┌─ EXTRACTED RECORDS
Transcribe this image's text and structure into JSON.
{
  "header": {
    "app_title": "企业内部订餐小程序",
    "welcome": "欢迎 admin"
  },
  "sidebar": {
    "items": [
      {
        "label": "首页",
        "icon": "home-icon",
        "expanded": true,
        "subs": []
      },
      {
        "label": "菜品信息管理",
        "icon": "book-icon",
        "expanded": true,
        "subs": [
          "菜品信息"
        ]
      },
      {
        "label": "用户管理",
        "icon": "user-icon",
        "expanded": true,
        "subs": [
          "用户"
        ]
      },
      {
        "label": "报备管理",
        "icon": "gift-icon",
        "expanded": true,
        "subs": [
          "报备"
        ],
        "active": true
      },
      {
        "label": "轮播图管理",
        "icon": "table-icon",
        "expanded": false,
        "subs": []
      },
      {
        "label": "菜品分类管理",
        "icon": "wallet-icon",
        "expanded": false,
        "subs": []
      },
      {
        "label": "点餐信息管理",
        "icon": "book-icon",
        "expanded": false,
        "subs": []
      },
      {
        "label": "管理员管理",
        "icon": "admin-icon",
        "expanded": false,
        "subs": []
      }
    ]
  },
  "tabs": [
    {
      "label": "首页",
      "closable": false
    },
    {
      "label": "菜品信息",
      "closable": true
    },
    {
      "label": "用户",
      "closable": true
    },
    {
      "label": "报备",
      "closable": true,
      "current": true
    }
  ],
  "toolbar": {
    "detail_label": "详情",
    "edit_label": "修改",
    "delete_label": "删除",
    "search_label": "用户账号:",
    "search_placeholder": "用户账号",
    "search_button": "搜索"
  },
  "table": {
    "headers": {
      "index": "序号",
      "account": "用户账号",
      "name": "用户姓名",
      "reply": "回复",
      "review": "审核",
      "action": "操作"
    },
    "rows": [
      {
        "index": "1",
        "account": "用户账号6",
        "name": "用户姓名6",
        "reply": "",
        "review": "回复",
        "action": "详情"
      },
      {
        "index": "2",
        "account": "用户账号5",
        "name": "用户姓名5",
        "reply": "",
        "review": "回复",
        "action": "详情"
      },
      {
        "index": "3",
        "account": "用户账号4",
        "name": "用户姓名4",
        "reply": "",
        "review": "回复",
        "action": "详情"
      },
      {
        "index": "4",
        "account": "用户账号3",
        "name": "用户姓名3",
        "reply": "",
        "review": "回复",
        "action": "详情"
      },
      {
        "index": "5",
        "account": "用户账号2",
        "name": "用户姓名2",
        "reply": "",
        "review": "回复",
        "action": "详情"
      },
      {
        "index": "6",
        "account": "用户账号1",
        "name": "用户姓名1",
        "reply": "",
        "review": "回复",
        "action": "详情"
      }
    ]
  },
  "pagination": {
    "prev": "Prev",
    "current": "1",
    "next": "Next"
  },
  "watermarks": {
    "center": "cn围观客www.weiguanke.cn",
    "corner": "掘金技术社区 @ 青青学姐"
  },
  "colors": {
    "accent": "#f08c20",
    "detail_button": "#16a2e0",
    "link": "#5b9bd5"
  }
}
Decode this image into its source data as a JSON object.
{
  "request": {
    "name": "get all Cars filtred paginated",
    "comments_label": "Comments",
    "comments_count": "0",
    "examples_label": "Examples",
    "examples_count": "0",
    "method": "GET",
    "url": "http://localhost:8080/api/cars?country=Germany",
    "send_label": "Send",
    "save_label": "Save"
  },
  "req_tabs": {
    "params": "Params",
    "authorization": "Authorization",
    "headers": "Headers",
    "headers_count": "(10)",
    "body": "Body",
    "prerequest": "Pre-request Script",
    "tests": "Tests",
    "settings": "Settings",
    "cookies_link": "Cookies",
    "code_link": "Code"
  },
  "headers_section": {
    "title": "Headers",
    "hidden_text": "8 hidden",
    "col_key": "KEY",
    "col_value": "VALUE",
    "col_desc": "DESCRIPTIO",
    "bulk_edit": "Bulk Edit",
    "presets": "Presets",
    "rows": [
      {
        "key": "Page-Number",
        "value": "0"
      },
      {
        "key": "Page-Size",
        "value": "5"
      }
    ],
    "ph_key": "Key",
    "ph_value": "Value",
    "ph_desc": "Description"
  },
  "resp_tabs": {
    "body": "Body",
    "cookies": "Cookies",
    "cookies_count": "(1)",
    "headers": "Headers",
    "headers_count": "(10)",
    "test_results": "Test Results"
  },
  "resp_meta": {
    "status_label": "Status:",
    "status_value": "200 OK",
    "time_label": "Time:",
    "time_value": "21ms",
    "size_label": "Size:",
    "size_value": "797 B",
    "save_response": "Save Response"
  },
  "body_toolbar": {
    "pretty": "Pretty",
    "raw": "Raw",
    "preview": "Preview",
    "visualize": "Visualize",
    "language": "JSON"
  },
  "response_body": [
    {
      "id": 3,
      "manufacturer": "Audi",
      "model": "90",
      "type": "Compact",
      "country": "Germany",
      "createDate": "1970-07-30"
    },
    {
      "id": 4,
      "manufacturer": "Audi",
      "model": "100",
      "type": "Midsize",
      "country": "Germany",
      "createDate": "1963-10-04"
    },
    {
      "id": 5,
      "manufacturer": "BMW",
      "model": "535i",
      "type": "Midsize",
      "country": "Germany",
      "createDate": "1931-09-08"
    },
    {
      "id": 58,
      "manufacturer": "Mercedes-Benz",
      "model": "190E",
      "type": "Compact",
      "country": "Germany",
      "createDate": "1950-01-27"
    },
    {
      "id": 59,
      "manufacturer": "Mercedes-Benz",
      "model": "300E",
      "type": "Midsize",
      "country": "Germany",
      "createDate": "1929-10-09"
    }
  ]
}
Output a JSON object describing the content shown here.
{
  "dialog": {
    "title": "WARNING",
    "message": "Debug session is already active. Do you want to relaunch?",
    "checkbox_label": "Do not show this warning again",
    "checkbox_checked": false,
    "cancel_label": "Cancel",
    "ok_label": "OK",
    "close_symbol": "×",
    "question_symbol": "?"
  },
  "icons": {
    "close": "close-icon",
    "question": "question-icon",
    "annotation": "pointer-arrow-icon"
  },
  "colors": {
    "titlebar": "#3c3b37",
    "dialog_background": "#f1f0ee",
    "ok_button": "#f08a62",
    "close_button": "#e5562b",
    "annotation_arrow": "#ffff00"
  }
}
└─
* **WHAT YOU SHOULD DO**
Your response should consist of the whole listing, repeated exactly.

* **SOLUTION TO THE EXERCISE**
Transcribe this image's text and structure into JSON.
{
  "header": {
    "app_title": "企业内部订餐小程序",
    "welcome": "欢迎 admin"
  },
  "sidebar": {
    "items": [
      {
        "label": "首页",
        "icon": "home-icon",
        "expanded": true,
        "subs": []
      },
      {
        "label": "菜品信息管理",
        "icon": "book-icon",
        "expanded": true,
        "subs": [
          "菜品信息"
        ]
      },
      {
        "label": "用户管理",
        "icon": "user-icon",
        "expanded": true,
        "subs": [
          "用户"
        ]
      },
      {
        "label": "报备管理",
        "icon": "gift-icon",
        "expanded": true,
        "subs": [
          "报备"
        ],
        "active": true
      },
      {
        "label": "轮播图管理",
        "icon": "table-icon",
        "expanded": false,
        "subs": []
      },
      {
        "label": "菜品分类管理",
        "icon": "wallet-icon",
        "expanded": false,
        "subs": []
      },
      {
        "label": "点餐信息管理",
        "icon": "book-icon",
        "expanded": false,
        "subs": []
      },
      {
        "label": "管理员管理",
        "icon": "admin-icon",
        "expanded": false,
        "subs": []
      }
    ]
  },
  "tabs": [
    {
      "label": "首页",
      "closable": false
    },
    {
      "label": "菜品信息",
      "closable": true
    },
    {
      "label": "用户",
      "closable": true
    },
    {
      "label": "报备",
      "closable": true,
      "current": true
    }
  ],
  "toolbar": {
    "detail_label": "详情",
    "edit_label": "修改",
    "delete_label": "删除",
    "search_label": "用户账号:",
    "search_placeholder": "用户账号",
    "search_button": "搜索"
  },
  "table": {
    "headers": {
      "index": "序号",
      "account": "用户账号",
      "name": "用户姓名",
      "reply": "回复",
      "review": "审核",
      "action": "操作"
    },
    "rows": [
      {
        "index": "1",
        "account": "用户账号6",
        "name": "用户姓名6",
        "reply": "",
        "review": "回复",
        "action": "详情"
      },
      {
        "index": "2",
        "account": "用户账号5",
        "name": "用户姓名5",
        "reply": "",
        "review": "回复",
        "action": "详情"
      },
      {
        "index": "3",
        "account": "用户账号4",
        "name": "用户姓名4",
        "reply": "",
        "review": "回复",
        "action": "详情"
      },
      {
        "index": "4",
        "account": "用户账号3",
        "name": "用户姓名3",
        "reply": "",
        "review": "回复",
        "action": "详情"
      },
      {
        "index": "5",
        "account": "用户账号2",
        "name": "用户姓名2",
        "reply": "",
        "review": "回复",
        "action": "详情"
      },
      {
        "index": "6",
        "account": "用户账号1",
        "name": "用户姓名1",
        "reply": "",
        "review": "回复",
        "action": "详情"
      }
    ]
  },
  "pagination": {
    "prev": "Prev",
    "current": "1",
    "next": "Next"
  },
  "watermarks": {
    "center": "cn围观客www.weiguanke.cn",
    "corner": "掘金技术社区 @ 青青学姐"
  },
  "colors": {
    "accent": "#f08c20",
    "detail_button": "#16a2e0",
    "link": "#5b9bd5"
  }
}
Decode this image into its source data as a JSON object.
{
  "request": {
    "name": "get all Cars filtred paginated",
    "comments_label": "Comments",
    "comments_count": "0",
    "examples_label": "Examples",
    "examples_count": "0",
    "method": "GET",
    "url": "http://localhost:8080/api/cars?country=Germany",
    "send_label": "Send",
    "save_label": "Save"
  },
  "req_tabs": {
    "params": "Params",
    "authorization": "Authorization",
    "headers": "Headers",
    "headers_count": "(10)",
    "body": "Body",
    "prerequest": "Pre-request Script",
    "tests": "Tests",
    "settings": "Settings",
    "cookies_link": "Cookies",
    "code_link": "Code"
  },
  "headers_section": {
    "title": "Headers",
    "hidden_text": "8 hidden",
    "col_key": "KEY",
    "col_value": "VALUE",
    "col_desc": "DESCRIPTIO",
    "bulk_edit": "Bulk Edit",
    "presets": "Presets",
    "rows": [
      {
        "key": "Page-Number",
        "value": "0"
      },
      {
        "key": "Page-Size",
        "value": "5"
      }
    ],
    "ph_key": "Key",
    "ph_value": "Value",
    "ph_desc": "Description"
  },
  "resp_tabs": {
    "body": "Body",
    "cookies": "Cookies",
    "cookies_count": "(1)",
    "headers": "Headers",
    "headers_count": "(10)",
    "test_results": "Test Results"
  },
  "resp_meta": {
    "status_label": "Status:",
    "status_value": "200 OK",
    "time_label": "Time:",
    "time_value": "21ms",
    "size_label": "Size:",
    "size_value": "797 B",
    "save_response": "Save Response"
  },
  "body_toolbar": {
    "pretty": "Pretty",
    "raw": "Raw",
    "preview": "Preview",
    "visualize": "Visualize",
    "language": "JSON"
  },
  "response_body": [
    {
      "id": 3,
      "manufacturer": "Audi",
      "model": "90",
      "type": "Compact",
      "country": "Germany",
      "createDate": "1970-07-30"
    },
    {
      "id": 4,
      "manufacturer": "Audi",
      "model": "100",
      "type": "Midsize",
      "country": "Germany",
      "createDate": "1963-10-04"
    },
    {
      "id": 5,
      "manufacturer": "BMW",
      "model": "535i",
      "type": "Midsize",
      "country": "Germany",
      "createDate": "1931-09-08"
    },
    {
      "id": 58,
      "manufacturer": "Mercedes-Benz",
      "model": "190E",
      "type": "Compact",
      "country": "Germany",
      "createDate": "1950-01-27"
    },
    {
      "id": 59,
      "manufacturer": "Mercedes-Benz",
      "model": "300E",
      "type": "Midsize",
      "country": "Germany",
      "createDate": "1929-10-09"
    }
  ]
}
Output a JSON object describing the content shown here.
{
  "dialog": {
    "title": "WARNING",
    "message": "Debug session is already active. Do you want to relaunch?",
    "checkbox_label": "Do not show this warning again",
    "checkbox_checked": false,
    "cancel_label": "Cancel",
    "ok_label": "OK",
    "close_symbol": "×",
    "question_symbol": "?"
  },
  "icons": {
    "close": "close-icon",
    "question": "question-icon",
    "annotation": "pointer-arrow-icon"
  },
  "colors": {
    "titlebar": "#3c3b37",
    "dialog_background": "#f1f0ee",
    "ok_button": "#f08a62",
    "close_button": "#e5562b",
    "annotation_arrow": "#ffff00"
  }
}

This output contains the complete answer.